Thankfully, the news is becoming more positive and as restrictions start to ease we can start to plan for the future once more.  For many life remains a little less hectic than pre-pandemic and this gives families a unique opportunity to have open discussions about the future and ongoing transition of wealth between generations.

Ensuring this transition is transparent and clear is often the most effective way of avoiding conflict and keeping up momentum.  This is true both in planning the transfer of wealth and assessment of the most suitable mechanisms which can achieve this.

Perhaps any planning is newly framed by the context of the unpredictability of the last year.  Having flexible structures, particularly in Wills, is always necessary.  Complexities in your situation may require a complex structure, and with good reason, but an overly rigid structure can leave those left behind unable to react to the reality of the situation at the time.

 Letters of wishes are a powerful tool

When it comes to writing down your hopes for your inheritance, non-binding statements contained in letters of wishes accompanying your Will are a very effective and powerful tool.  They are more accessible for those dealing with your estate and there is more scope for transferring your personality onto the page.  Whilst they should remain personal to you, involving the family in their evolution will also manage expectations.
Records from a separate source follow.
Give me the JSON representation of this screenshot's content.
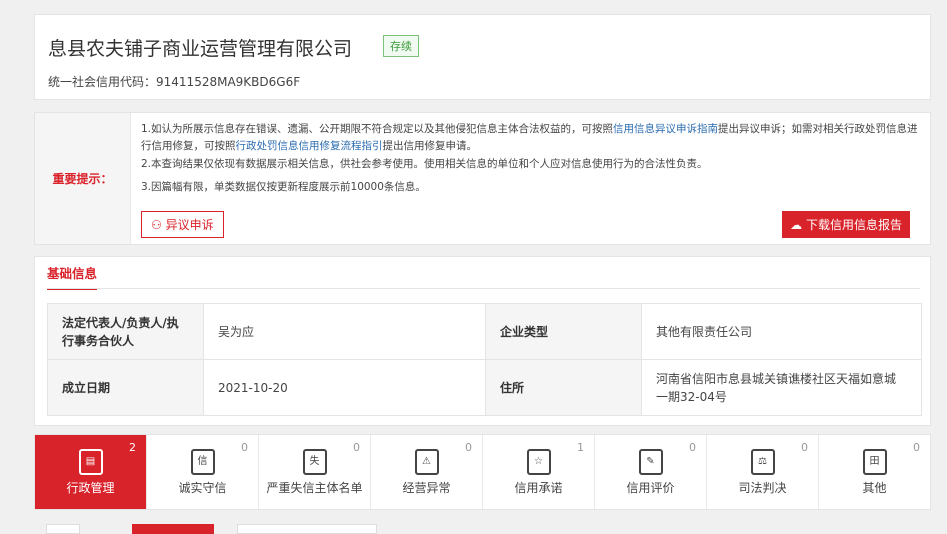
{
  "company": {
    "name": "息县农夫铺子商业运营管理有限公司",
    "status": "存续",
    "credit_code_label": "统一社会信用代码：",
    "credit_code": "91411528MA9KBD6G6F"
  },
  "notice": {
    "label": "重要提示：",
    "line1_a": "1.如认为所展示信息存在错误、遗漏、公开期限不符合规定以及其他侵犯信息主体合法权益的，可按照",
    "line1_link1": "信用信息异议申诉指南",
    "line1_b": "提出异议申诉；如需对相关行政处罚信息进行信用修复，可按照",
    "line1_link2": "行政处罚信息信用修复流程指引",
    "line1_c": "提出信用修复申请。",
    "line2": "2.本查询结果仅依现有数据展示相关信息，供社会参考使用。使用相关信息的单位和个人应对信息使用行为的合法性负责。",
    "line3": "3.因篇幅有限，单类数据仅按更新程度展示前10000条信息。",
    "appeal_btn": "异议申诉",
    "download_btn": "下载信用信息报告"
  },
  "basic": {
    "title": "基础信息",
    "rows": [
      {
        "k1": "法定代表人/负责人/执行事务合伙人",
        "v1": "吴为应",
        "k2": "企业类型",
        "v2": "其他有限责任公司"
      },
      {
        "k1": "成立日期",
        "v1": "2021-10-20",
        "k2": "住所",
        "v2": "河南省信阳市息县城关镇谯楼社区天福如意城一期32-04号"
      }
    ]
  },
  "tabs": [
    {
      "label": "行政管理",
      "count": "2",
      "icon": "▤"
    },
    {
      "label": "诚实守信",
      "count": "0",
      "icon": "信"
    },
    {
      "label": "严重失信主体名单",
      "count": "0",
      "icon": "失"
    },
    {
      "label": "经营异常",
      "count": "0",
      "icon": "⚠"
    },
    {
      "label": "信用承诺",
      "count": "1",
      "icon": "☆"
    },
    {
      "label": "信用评价",
      "count": "0",
      "icon": "✎"
    },
    {
      "label": "司法判决",
      "count": "0",
      "icon": "⚖"
    },
    {
      "label": "其他",
      "count": "0",
      "icon": "田"
    }
  ]
}
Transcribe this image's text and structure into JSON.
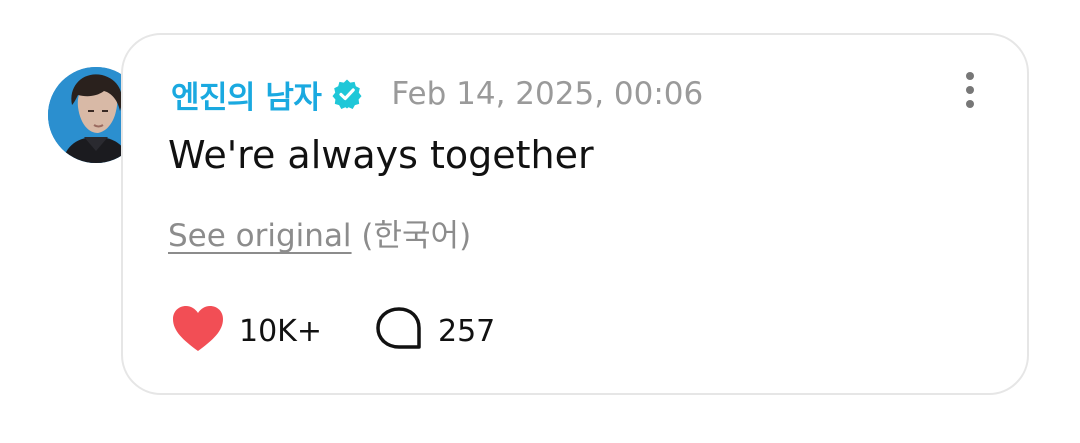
{
  "post": {
    "author": "엔진의 남자",
    "verified": true,
    "timestamp": "Feb 14, 2025, 00:06",
    "text": "We're always together",
    "see_original_label": "See original",
    "original_language": "(한국어)",
    "likes": "10K+",
    "comments": "257"
  },
  "icons": {
    "verified": "verified-badge-icon",
    "more": "more-vertical-icon",
    "like": "heart-icon",
    "comment": "comment-bubble-icon"
  },
  "colors": {
    "author": "#1aa9e0",
    "verified_badge": "#1fc7d8",
    "heart": "#f24e55",
    "muted_text": "#9a9a9a",
    "card_border": "#e6e6e6"
  }
}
There is also the added benefit that these statements can be updated relatively easily as family and finances develop.  Further letters can amend your guidance without the need to sign new formal documents.  This is particularly relevant in the context of the ongoing transition of wealth between generations as it allows you to make changes in a cost efficient way as discussions within the family evolve.

The letter of wishes has another very important function as a road map for more intricate lifetime structuring and transition of wealth.
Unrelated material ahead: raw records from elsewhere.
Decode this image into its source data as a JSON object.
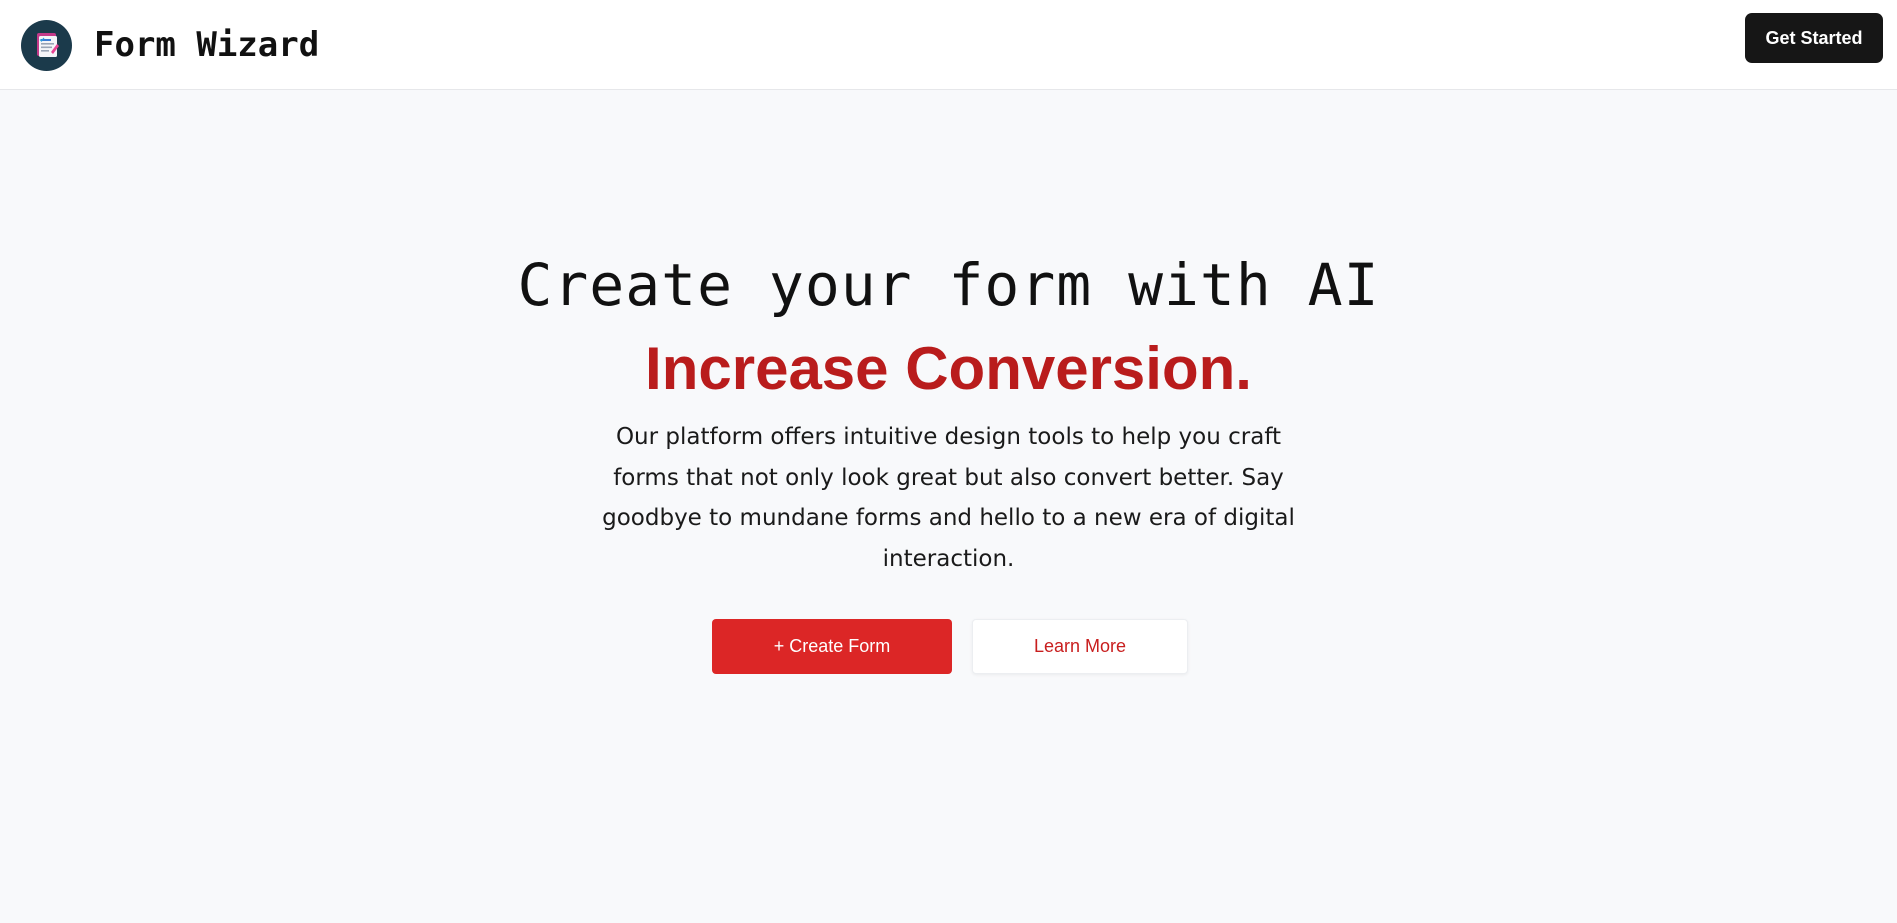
{
  "header": {
    "brand_name": "Form Wizard",
    "logo_icon": "form-edit-icon",
    "get_started_label": "Get Started"
  },
  "hero": {
    "title": "Create your form with AI",
    "accent": "Increase Conversion.",
    "description": "Our platform offers intuitive design tools to help you craft forms that not only look great but also convert better. Say goodbye to mundane forms and hello to a new era of digital interaction.",
    "primary_label": "+ Create Form",
    "secondary_label": "Learn More"
  },
  "colors": {
    "accent_red": "#b91c1c",
    "button_red": "#dc2626",
    "dark_button": "#161616",
    "logo_bg": "#1b3a4b"
  }
}
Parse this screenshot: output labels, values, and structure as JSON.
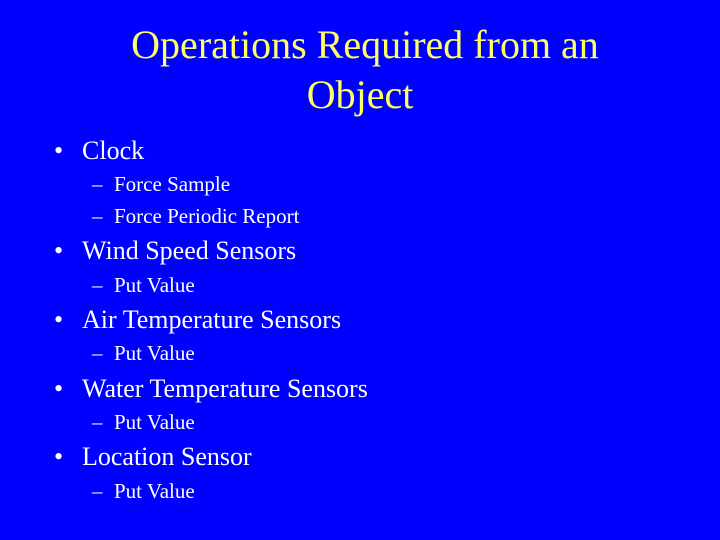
{
  "slide": {
    "title_line1": "Operations Required from an",
    "title_line2": "Object",
    "bullets": [
      {
        "label": "Clock",
        "subs": [
          "Force Sample",
          "Force Periodic Report"
        ]
      },
      {
        "label": "Wind Speed Sensors",
        "subs": [
          "Put Value"
        ]
      },
      {
        "label": "Air Temperature Sensors",
        "subs": [
          "Put Value"
        ]
      },
      {
        "label": "Water Temperature Sensors",
        "subs": [
          "Put Value"
        ]
      },
      {
        "label": "Location Sensor",
        "subs": [
          "Put Value"
        ]
      }
    ],
    "bullet_glyph": "•",
    "sub_glyph": "–",
    "colors": {
      "background": "#0000ff",
      "title": "#ffff66",
      "body": "#ffffff"
    }
  }
}
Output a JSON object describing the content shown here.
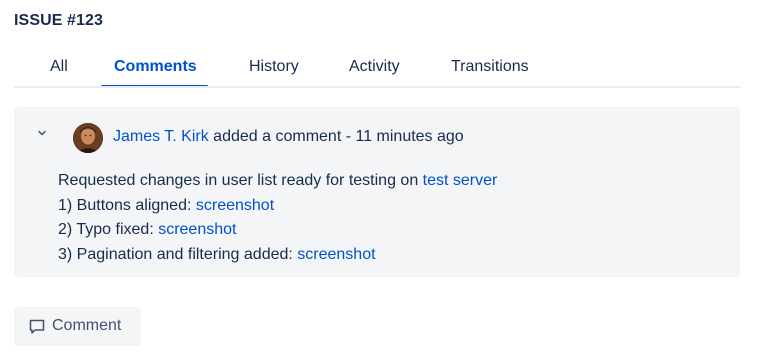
{
  "issue": {
    "title": "ISSUE #123"
  },
  "tabs": [
    {
      "label": "All",
      "active": false
    },
    {
      "label": "Comments",
      "active": true
    },
    {
      "label": "History",
      "active": false
    },
    {
      "label": "Activity",
      "active": false
    },
    {
      "label": "Transitions",
      "active": false
    }
  ],
  "comment": {
    "author": "James T. Kirk",
    "action": " added a comment - 11 minutes ago",
    "lines": [
      {
        "text": "Requested changes in user list ready for testing on ",
        "link": "test server"
      },
      {
        "text": "1) Buttons aligned: ",
        "link": "screenshot"
      },
      {
        "text": "2) Typo fixed: ",
        "link": "screenshot"
      },
      {
        "text": "3) Pagination and filtering added: ",
        "link": "screenshot"
      }
    ]
  },
  "actions": {
    "comment_button_label": "Comment"
  },
  "colors": {
    "accent": "#0052cc",
    "text": "#172b4d",
    "card_background": "#f4f5f7",
    "tab_rule": "#ebecf0"
  },
  "icons": {
    "collapse": "chevron-down-icon",
    "comment": "speech-bubble-icon"
  }
}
A will is still essential

That being said, putting in place the Will with a letter of wishes should always be top of the agenda when starting any succession planning.  Any non-binding statements must support, not replace, a formal Will.  Your Will transfers your assets to those you most trust to carry out your wishes and ensures they have sufficient powers to administer your estate.  It can be tailored to align with how much discretion, or control, you would like to afford your family.

Whilst the current crisis may have forced all generations to stop, the transition between them is constantly evolving.  Using this time to set up a structure which can withstand changes in your circumstances may prove very beneficial in the coming months and years when our lives are in overdrive once more.

How we can help

If you’d like more information on the issues discussed in this article please contact Greg Fletcher.

Written by

Greg Fletcher

Senior Associate
Private wealth